*Did you know that romance fiction comprises 39% of all popular fiction sold - mystery/detective/suspense novel sales is 29% of popular fiction sold - General fiction is 12% and Science Fiction is 6%...

*Did you know that 64 MILLION Americans read at least one romance novel last year?

*Did you know that 22% of romance readers are men?

*Did you know that RWA has 9,500 members around the world? (No wonder the conference always sells out!)

Friday, July 07, 2006

That Queasy Feeling...

No, I’m not really writing about illness. I’m referring to that queasy feeling writers get when they’re either about to finish a story or about to start one. It’s the feeling that makes you wonder whether you’ve adequately captured your character’s goals, if you’ve managed to convey their conflict, and if you’ve really reached a satisfactory ending to what you’ve been working on. It’s that feeling you get when you sit down to start a new story – it might have been bothering you for weeks, but now that you’re faced with actually putting words to paper (or computer monitor) you’re not sure what you were thinking.

How do they do it? How do those authors who write a book every couple of months and manage to have two books a year published –sometimes with different publishing houses – do it? How do they manage to have a home life and a writing life?

Best selling authors will tell you it’s a matter of discipline. Novices will tell you the same thing.

I think I’m still working on that particular discipline. I tend to write in “fits & spurts.” Refining that discipline can only help in the long run, but one has to get rid of that queasy feeling in order to do that.

Here’s my solution.
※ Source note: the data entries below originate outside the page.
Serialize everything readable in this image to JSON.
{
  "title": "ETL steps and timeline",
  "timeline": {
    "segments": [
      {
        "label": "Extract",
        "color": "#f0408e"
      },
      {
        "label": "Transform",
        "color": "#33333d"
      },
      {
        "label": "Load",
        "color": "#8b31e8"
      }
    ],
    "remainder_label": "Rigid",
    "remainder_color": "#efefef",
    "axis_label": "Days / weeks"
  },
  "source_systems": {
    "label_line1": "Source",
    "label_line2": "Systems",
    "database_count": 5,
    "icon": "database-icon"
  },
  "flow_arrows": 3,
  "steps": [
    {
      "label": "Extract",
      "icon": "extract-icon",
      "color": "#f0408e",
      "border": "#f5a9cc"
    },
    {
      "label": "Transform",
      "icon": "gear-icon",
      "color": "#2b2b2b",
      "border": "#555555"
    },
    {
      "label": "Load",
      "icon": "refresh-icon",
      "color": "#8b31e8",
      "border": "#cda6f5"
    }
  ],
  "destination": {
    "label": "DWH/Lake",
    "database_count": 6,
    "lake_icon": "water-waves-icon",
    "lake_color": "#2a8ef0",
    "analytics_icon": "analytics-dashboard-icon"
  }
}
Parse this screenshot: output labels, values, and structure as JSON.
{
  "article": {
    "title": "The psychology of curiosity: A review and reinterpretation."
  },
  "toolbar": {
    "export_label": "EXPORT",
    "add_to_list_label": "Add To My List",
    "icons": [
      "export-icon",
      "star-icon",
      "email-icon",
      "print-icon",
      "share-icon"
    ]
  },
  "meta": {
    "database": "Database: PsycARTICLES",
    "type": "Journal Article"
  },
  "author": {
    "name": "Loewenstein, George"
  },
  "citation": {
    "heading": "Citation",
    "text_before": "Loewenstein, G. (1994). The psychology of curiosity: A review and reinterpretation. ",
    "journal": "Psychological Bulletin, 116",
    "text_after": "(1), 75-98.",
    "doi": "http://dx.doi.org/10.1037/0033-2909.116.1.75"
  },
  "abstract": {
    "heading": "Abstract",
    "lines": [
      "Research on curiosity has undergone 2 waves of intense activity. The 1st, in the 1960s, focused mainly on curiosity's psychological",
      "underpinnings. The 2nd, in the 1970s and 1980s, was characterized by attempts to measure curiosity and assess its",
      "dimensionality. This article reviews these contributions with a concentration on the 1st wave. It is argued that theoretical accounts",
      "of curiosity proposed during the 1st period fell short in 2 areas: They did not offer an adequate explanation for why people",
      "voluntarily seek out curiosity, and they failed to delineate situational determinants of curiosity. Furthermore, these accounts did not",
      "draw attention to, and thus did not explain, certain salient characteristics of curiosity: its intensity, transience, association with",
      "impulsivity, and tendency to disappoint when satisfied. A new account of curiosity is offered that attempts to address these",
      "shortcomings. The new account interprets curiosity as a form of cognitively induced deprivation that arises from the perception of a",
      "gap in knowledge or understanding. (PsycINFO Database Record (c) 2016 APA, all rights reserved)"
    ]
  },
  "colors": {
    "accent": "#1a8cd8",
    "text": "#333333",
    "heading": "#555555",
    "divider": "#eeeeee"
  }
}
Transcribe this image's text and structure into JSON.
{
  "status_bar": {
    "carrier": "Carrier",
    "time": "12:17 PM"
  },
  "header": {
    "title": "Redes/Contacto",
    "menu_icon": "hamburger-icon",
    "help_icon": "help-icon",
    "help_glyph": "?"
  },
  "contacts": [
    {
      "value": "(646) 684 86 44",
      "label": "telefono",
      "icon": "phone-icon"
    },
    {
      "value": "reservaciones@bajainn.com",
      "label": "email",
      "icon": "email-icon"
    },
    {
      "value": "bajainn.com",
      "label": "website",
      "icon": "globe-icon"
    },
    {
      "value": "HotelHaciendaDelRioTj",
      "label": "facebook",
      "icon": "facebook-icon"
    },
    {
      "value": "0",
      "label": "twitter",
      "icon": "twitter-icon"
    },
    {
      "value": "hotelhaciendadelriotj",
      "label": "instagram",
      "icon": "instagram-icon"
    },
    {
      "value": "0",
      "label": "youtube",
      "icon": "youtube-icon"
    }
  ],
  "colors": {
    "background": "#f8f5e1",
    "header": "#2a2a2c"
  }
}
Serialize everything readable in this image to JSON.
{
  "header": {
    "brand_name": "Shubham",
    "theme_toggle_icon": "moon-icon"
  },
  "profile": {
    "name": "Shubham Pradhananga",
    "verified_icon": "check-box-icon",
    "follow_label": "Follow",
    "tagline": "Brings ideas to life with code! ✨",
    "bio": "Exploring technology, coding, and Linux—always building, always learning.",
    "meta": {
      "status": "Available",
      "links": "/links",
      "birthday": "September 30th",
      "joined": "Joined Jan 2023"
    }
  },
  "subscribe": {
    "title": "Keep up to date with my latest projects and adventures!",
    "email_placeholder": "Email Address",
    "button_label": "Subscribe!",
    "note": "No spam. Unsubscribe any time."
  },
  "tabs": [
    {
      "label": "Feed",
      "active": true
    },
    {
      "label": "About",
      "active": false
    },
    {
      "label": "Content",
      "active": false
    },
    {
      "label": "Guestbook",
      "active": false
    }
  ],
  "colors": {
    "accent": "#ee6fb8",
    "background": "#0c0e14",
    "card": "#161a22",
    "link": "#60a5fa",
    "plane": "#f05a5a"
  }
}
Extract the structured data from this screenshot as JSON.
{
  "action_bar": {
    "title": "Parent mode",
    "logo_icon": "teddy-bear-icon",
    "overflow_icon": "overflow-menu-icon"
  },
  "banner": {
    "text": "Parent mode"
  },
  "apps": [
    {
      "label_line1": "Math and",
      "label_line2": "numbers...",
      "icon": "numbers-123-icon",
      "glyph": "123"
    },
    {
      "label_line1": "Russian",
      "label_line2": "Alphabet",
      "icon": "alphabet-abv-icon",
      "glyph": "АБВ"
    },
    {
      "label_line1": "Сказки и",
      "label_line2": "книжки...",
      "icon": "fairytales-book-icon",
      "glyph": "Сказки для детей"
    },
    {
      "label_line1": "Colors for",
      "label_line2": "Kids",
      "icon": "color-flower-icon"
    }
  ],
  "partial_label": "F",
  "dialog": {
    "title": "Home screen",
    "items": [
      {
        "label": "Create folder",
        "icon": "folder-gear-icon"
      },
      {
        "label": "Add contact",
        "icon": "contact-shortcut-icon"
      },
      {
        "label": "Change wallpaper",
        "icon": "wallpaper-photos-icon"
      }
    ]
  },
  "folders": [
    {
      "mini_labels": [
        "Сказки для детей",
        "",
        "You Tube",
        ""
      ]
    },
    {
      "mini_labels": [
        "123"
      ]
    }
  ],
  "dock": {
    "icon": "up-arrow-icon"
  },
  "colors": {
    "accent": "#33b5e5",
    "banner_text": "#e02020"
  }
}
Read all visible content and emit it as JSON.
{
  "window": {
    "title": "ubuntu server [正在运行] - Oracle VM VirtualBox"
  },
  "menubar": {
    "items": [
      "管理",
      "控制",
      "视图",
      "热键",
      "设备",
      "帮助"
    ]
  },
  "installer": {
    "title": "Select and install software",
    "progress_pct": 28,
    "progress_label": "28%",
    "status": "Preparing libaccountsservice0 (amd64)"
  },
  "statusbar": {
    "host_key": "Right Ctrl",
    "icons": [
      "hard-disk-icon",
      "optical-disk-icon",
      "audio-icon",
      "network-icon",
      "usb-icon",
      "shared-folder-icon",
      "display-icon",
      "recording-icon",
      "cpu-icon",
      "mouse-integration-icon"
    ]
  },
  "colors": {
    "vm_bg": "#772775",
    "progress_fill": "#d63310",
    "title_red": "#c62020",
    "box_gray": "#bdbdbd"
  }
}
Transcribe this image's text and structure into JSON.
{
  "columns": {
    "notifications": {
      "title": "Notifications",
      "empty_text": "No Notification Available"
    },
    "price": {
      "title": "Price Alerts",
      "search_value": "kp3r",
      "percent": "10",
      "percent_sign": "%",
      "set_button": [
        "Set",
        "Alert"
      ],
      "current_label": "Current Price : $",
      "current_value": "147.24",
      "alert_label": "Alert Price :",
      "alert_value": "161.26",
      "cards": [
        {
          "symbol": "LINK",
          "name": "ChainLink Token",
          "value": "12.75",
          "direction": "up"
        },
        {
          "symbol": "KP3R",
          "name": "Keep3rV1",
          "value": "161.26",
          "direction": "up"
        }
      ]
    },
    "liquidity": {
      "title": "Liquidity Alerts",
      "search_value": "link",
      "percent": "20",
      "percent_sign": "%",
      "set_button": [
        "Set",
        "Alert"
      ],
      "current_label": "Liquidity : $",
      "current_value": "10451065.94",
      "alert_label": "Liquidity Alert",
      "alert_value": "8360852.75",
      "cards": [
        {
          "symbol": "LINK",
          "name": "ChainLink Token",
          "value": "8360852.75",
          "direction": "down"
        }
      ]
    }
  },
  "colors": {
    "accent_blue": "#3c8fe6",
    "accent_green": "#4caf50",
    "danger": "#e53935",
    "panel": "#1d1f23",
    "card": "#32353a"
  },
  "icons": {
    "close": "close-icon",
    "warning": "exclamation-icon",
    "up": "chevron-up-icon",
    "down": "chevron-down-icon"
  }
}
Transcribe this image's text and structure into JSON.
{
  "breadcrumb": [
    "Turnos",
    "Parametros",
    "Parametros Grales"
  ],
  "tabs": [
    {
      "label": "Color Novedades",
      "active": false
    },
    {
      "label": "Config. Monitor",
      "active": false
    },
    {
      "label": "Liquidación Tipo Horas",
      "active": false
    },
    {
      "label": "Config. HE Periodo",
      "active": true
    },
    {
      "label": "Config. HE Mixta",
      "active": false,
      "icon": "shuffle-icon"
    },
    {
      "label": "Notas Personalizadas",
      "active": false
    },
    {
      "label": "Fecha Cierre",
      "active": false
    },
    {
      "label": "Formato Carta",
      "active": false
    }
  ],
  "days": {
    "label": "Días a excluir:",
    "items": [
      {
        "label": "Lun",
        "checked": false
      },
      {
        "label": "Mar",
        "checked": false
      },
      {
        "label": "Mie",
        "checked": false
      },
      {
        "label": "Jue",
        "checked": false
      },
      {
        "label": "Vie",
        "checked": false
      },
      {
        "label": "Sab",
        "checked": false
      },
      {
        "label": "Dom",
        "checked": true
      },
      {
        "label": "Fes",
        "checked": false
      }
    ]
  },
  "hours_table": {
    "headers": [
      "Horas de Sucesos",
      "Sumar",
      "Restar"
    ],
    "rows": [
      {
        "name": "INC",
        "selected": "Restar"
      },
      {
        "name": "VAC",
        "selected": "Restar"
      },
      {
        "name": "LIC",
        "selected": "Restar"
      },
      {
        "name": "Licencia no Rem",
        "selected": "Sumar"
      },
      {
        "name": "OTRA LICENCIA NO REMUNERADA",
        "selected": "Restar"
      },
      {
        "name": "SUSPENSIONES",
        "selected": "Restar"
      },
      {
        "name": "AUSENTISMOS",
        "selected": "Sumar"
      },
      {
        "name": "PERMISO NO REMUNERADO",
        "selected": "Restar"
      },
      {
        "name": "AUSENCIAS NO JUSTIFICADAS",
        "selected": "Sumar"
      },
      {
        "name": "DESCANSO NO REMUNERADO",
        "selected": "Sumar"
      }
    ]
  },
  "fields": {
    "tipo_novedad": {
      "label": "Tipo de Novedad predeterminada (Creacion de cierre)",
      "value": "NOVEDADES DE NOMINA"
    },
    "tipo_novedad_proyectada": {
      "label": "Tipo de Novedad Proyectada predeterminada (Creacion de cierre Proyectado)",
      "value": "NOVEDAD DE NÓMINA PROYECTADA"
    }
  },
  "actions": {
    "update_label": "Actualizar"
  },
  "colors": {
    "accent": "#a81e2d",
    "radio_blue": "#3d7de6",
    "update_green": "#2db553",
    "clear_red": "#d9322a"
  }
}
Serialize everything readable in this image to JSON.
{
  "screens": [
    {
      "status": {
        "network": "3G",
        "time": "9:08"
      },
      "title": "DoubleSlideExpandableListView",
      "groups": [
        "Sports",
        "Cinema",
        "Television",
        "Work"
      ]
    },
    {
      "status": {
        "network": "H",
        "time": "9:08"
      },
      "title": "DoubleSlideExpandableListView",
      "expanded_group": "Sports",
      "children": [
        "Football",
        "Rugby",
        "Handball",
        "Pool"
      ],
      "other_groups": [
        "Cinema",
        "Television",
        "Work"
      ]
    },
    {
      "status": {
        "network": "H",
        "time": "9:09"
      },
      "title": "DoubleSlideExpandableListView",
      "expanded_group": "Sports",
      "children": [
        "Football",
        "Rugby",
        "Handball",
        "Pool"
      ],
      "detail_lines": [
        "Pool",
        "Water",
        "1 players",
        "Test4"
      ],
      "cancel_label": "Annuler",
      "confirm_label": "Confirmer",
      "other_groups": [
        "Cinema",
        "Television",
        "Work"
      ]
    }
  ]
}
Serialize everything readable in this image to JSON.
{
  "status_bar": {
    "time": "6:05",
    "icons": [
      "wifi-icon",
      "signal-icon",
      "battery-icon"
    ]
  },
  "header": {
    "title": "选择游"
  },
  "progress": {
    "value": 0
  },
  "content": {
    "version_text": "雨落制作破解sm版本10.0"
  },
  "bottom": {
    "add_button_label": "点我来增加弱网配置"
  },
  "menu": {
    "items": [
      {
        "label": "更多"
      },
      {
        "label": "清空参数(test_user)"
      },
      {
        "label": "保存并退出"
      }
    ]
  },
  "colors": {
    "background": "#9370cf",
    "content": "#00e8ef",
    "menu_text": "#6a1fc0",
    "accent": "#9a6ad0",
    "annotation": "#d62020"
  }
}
I’ll sit down once and just write through that feeling. I’ll toss out self-doubt and turn off my internal editor and just write. Who knows, maybe that will be the impetus to unlock the floodgates and let that ‘great American romance novel’ out.

We’ll see…